*** AVAILABLE RECORDS ***
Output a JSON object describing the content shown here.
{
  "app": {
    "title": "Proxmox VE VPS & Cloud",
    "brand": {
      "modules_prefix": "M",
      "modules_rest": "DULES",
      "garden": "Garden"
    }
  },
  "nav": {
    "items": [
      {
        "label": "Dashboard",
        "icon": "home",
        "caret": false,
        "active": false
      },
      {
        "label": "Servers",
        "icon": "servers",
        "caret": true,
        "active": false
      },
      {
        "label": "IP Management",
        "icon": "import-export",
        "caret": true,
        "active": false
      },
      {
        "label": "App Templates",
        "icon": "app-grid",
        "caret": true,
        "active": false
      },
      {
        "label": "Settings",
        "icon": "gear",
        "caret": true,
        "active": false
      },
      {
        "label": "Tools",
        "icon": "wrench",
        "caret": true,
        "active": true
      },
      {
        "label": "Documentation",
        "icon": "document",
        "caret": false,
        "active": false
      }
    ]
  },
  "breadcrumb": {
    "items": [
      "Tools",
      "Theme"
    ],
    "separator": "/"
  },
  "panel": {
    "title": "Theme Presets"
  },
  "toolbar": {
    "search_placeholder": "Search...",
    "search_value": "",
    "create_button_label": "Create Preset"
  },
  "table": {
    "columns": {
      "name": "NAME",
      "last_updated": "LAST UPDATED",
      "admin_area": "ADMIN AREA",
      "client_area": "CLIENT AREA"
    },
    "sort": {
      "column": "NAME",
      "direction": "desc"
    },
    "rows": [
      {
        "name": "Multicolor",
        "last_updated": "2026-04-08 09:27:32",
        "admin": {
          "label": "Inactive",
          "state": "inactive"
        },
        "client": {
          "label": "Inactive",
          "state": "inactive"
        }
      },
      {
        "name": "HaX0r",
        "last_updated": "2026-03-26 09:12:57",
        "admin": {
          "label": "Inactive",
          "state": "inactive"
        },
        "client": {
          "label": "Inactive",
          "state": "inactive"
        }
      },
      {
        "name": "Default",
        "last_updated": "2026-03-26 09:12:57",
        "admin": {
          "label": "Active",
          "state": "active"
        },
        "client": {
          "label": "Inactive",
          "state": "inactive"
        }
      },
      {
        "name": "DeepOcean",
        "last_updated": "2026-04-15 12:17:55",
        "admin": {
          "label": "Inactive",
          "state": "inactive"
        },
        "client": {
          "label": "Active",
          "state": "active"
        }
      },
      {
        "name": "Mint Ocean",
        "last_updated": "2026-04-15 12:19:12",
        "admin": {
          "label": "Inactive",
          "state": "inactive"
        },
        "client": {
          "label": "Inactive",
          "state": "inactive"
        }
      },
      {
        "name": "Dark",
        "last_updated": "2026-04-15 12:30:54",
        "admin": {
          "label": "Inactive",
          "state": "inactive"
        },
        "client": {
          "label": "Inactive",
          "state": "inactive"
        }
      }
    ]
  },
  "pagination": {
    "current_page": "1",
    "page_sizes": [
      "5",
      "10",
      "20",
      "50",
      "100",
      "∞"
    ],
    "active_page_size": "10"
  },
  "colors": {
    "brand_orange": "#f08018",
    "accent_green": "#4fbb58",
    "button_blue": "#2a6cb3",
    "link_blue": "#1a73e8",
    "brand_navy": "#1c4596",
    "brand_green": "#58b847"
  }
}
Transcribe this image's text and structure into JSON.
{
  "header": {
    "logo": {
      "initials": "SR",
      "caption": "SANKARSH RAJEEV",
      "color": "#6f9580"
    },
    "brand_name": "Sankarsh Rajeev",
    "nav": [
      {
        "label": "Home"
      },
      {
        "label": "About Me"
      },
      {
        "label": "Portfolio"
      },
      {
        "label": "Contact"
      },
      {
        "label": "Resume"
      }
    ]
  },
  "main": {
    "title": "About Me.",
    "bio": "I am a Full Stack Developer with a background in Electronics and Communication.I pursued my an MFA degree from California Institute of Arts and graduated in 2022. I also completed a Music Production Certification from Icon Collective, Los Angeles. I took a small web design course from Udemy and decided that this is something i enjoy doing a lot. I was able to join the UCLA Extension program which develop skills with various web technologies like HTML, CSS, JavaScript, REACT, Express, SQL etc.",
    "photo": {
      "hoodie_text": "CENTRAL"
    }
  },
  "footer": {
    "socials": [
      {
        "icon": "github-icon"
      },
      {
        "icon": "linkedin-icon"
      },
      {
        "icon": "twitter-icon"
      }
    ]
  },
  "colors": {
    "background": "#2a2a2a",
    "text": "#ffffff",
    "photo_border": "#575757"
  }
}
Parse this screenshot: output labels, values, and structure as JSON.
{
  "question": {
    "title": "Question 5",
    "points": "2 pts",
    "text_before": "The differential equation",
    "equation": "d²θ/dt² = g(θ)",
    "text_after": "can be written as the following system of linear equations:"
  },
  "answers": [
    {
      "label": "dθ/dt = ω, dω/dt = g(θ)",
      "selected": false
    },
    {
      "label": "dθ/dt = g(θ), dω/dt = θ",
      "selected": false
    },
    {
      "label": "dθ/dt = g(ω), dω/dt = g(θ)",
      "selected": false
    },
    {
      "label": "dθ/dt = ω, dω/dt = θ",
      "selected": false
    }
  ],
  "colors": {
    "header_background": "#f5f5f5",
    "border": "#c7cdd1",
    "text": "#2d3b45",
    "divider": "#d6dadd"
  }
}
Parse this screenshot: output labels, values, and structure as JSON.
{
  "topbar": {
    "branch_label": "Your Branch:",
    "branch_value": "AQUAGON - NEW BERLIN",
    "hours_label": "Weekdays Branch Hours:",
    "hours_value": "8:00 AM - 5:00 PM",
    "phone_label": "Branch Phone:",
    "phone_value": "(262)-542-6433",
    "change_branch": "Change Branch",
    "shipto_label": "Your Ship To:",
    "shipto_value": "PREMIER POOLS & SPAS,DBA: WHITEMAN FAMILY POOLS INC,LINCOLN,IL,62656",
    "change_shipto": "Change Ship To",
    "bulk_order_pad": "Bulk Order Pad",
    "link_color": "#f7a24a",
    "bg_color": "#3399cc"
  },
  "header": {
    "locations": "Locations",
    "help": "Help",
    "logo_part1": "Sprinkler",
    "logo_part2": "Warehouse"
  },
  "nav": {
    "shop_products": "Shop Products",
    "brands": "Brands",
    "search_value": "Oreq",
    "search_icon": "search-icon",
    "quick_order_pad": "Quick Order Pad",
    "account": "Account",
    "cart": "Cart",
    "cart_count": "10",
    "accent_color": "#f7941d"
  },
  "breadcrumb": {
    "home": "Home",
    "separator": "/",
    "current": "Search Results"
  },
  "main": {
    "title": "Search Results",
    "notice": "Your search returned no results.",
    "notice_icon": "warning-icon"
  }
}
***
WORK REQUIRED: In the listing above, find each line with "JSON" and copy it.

EXERCISE OUTPUT:
Output a JSON object describing the content shown here.
Transcribe this image's text and structure into JSON.
Parse this screenshot: output labels, values, and structure as JSON.
Parse this screenshot: output labels, values, and structure as JSON.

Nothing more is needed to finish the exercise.